--- INSTRUCTIONS FOR THE TASK ---
Repeat the entire listing exactly as written.

--- DATASET EXCERPTS ---
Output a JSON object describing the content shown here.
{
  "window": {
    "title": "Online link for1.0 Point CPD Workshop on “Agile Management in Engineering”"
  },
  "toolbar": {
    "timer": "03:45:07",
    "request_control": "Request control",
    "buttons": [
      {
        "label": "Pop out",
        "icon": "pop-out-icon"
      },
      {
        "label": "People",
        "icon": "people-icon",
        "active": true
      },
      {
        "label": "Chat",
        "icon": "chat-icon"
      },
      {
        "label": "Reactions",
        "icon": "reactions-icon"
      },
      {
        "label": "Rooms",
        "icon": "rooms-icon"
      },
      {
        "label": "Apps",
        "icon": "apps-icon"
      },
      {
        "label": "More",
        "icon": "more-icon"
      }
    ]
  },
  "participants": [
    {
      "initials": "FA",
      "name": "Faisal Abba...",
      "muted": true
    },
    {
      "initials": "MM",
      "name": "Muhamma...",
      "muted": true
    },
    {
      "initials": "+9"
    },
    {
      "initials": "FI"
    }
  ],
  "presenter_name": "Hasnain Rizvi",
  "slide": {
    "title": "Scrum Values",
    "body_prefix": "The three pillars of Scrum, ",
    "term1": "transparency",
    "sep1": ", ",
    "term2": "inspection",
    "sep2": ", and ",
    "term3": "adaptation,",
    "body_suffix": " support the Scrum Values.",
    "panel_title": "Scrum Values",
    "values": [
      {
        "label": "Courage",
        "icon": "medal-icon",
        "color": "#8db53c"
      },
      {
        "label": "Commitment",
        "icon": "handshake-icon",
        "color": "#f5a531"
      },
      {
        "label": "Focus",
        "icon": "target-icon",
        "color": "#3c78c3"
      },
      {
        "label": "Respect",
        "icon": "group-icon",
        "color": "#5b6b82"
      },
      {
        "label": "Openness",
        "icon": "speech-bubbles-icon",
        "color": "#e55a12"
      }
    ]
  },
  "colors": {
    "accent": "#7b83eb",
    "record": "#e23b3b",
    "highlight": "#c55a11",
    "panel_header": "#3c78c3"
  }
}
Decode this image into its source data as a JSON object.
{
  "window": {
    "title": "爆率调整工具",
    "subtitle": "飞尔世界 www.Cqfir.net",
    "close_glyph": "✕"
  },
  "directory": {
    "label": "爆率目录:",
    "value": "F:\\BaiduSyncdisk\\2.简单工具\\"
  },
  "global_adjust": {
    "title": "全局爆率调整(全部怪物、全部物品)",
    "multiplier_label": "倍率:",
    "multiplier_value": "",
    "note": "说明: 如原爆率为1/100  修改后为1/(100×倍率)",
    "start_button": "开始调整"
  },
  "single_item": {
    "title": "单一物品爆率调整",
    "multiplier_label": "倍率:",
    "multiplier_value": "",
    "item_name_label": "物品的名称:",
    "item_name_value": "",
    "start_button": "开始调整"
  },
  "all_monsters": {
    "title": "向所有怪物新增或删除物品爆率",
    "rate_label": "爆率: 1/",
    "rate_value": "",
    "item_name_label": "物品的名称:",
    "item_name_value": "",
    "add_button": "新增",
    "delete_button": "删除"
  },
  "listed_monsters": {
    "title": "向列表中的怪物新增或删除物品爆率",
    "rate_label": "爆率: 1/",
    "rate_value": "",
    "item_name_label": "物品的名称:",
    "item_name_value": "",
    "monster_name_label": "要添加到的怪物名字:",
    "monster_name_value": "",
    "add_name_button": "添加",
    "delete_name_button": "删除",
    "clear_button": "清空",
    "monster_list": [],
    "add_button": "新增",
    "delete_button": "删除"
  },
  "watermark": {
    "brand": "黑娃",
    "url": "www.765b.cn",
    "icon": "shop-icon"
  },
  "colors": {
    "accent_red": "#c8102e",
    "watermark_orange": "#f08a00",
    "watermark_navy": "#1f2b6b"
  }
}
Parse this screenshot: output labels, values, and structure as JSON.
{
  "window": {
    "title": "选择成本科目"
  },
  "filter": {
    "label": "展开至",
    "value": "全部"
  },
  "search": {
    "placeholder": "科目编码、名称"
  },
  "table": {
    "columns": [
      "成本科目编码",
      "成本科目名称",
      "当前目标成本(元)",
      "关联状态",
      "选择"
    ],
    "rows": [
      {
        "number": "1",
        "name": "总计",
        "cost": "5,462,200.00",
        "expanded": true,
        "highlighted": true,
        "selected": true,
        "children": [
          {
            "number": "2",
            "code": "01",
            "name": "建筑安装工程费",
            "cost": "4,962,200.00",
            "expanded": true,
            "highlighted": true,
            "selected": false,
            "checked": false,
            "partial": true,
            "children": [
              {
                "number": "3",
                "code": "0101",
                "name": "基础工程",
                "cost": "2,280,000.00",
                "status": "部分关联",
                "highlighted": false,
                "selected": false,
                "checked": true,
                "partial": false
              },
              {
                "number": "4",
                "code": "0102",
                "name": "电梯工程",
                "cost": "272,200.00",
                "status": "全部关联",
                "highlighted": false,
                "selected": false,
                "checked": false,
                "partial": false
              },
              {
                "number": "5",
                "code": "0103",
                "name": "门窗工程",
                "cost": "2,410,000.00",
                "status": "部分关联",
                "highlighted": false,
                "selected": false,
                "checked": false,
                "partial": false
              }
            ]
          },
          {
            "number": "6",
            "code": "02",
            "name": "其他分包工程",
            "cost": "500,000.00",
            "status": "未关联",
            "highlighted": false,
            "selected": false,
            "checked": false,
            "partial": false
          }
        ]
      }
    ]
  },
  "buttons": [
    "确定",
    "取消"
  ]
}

--- OUTPUT OF THE EXERCISE ---
Output a JSON object describing the content shown here.
{
  "window": {
    "title": "Online link for1.0 Point CPD Workshop on “Agile Management in Engineering”"
  },
  "toolbar": {
    "timer": "03:45:07",
    "request_control": "Request control",
    "buttons": [
      {
        "label": "Pop out",
        "icon": "pop-out-icon"
      },
      {
        "label": "People",
        "icon": "people-icon",
        "active": true
      },
      {
        "label": "Chat",
        "icon": "chat-icon"
      },
      {
        "label": "Reactions",
        "icon": "reactions-icon"
      },
      {
        "label": "Rooms",
        "icon": "rooms-icon"
      },
      {
        "label": "Apps",
        "icon": "apps-icon"
      },
      {
        "label": "More",
        "icon": "more-icon"
      }
    ]
  },
  "participants": [
    {
      "initials": "FA",
      "name": "Faisal Abba...",
      "muted": true
    },
    {
      "initials": "MM",
      "name": "Muhamma...",
      "muted": true
    },
    {
      "initials": "+9"
    },
    {
      "initials": "FI"
    }
  ],
  "presenter_name": "Hasnain Rizvi",
  "slide": {
    "title": "Scrum Values",
    "body_prefix": "The three pillars of Scrum, ",
    "term1": "transparency",
    "sep1": ", ",
    "term2": "inspection",
    "sep2": ", and ",
    "term3": "adaptation,",
    "body_suffix": " support the Scrum Values.",
    "panel_title": "Scrum Values",
    "values": [
      {
        "label": "Courage",
        "icon": "medal-icon",
        "color": "#8db53c"
      },
      {
        "label": "Commitment",
        "icon": "handshake-icon",
        "color": "#f5a531"
      },
      {
        "label": "Focus",
        "icon": "target-icon",
        "color": "#3c78c3"
      },
      {
        "label": "Respect",
        "icon": "group-icon",
        "color": "#5b6b82"
      },
      {
        "label": "Openness",
        "icon": "speech-bubbles-icon",
        "color": "#e55a12"
      }
    ]
  },
  "colors": {
    "accent": "#7b83eb",
    "record": "#e23b3b",
    "highlight": "#c55a11",
    "panel_header": "#3c78c3"
  }
}
Decode this image into its source data as a JSON object.
{
  "window": {
    "title": "爆率调整工具",
    "subtitle": "飞尔世界 www.Cqfir.net",
    "close_glyph": "✕"
  },
  "directory": {
    "label": "爆率目录:",
    "value": "F:\\BaiduSyncdisk\\2.简单工具\\"
  },
  "global_adjust": {
    "title": "全局爆率调整(全部怪物、全部物品)",
    "multiplier_label": "倍率:",
    "multiplier_value": "",
    "note": "说明: 如原爆率为1/100  修改后为1/(100×倍率)",
    "start_button": "开始调整"
  },
  "single_item": {
    "title": "单一物品爆率调整",
    "multiplier_label": "倍率:",
    "multiplier_value": "",
    "item_name_label": "物品的名称:",
    "item_name_value": "",
    "start_button": "开始调整"
  },
  "all_monsters": {
    "title": "向所有怪物新增或删除物品爆率",
    "rate_label": "爆率: 1/",
    "rate_value": "",
    "item_name_label": "物品的名称:",
    "item_name_value": "",
    "add_button": "新增",
    "delete_button": "删除"
  },
  "listed_monsters": {
    "title": "向列表中的怪物新增或删除物品爆率",
    "rate_label": "爆率: 1/",
    "rate_value": "",
    "item_name_label": "物品的名称:",
    "item_name_value": "",
    "monster_name_label": "要添加到的怪物名字:",
    "monster_name_value": "",
    "add_name_button": "添加",
    "delete_name_button": "删除",
    "clear_button": "清空",
    "monster_list": [],
    "add_button": "新增",
    "delete_button": "删除"
  },
  "watermark": {
    "brand": "黑娃",
    "url": "www.765b.cn",
    "icon": "shop-icon"
  },
  "colors": {
    "accent_red": "#c8102e",
    "watermark_orange": "#f08a00",
    "watermark_navy": "#1f2b6b"
  }
}
Parse this screenshot: output labels, values, and structure as JSON.
{
  "window": {
    "title": "选择成本科目"
  },
  "filter": {
    "label": "展开至",
    "value": "全部"
  },
  "search": {
    "placeholder": "科目编码、名称"
  },
  "table": {
    "columns": [
      "成本科目编码",
      "成本科目名称",
      "当前目标成本(元)",
      "关联状态",
      "选择"
    ],
    "rows": [
      {
        "number": "1",
        "name": "总计",
        "cost": "5,462,200.00",
        "expanded": true,
        "highlighted": true,
        "selected": true,
        "children": [
          {
            "number": "2",
            "code": "01",
            "name": "建筑安装工程费",
            "cost": "4,962,200.00",
            "expanded": true,
            "highlighted": true,
            "selected": false,
            "checked": false,
            "partial": true,
            "children": [
              {
                "number": "3",
                "code": "0101",
                "name": "基础工程",
                "cost": "2,280,000.00",
                "status": "部分关联",
                "highlighted": false,
                "selected": false,
                "checked": true,
                "partial": false
              },
              {
                "number": "4",
                "code": "0102",
                "name": "电梯工程",
                "cost": "272,200.00",
                "status": "全部关联",
                "highlighted": false,
                "selected": false,
                "checked": false,
                "partial": false
              },
              {
                "number": "5",
                "code": "0103",
                "name": "门窗工程",
                "cost": "2,410,000.00",
                "status": "部分关联",
                "highlighted": false,
                "selected": false,
                "checked": false,
                "partial": false
              }
            ]
          },
          {
            "number": "6",
            "code": "02",
            "name": "其他分包工程",
            "cost": "500,000.00",
            "status": "未关联",
            "highlighted": false,
            "selected": false,
            "checked": false,
            "partial": false
          }
        ]
      }
    ]
  },
  "buttons": [
    "确定",
    "取消"
  ]
}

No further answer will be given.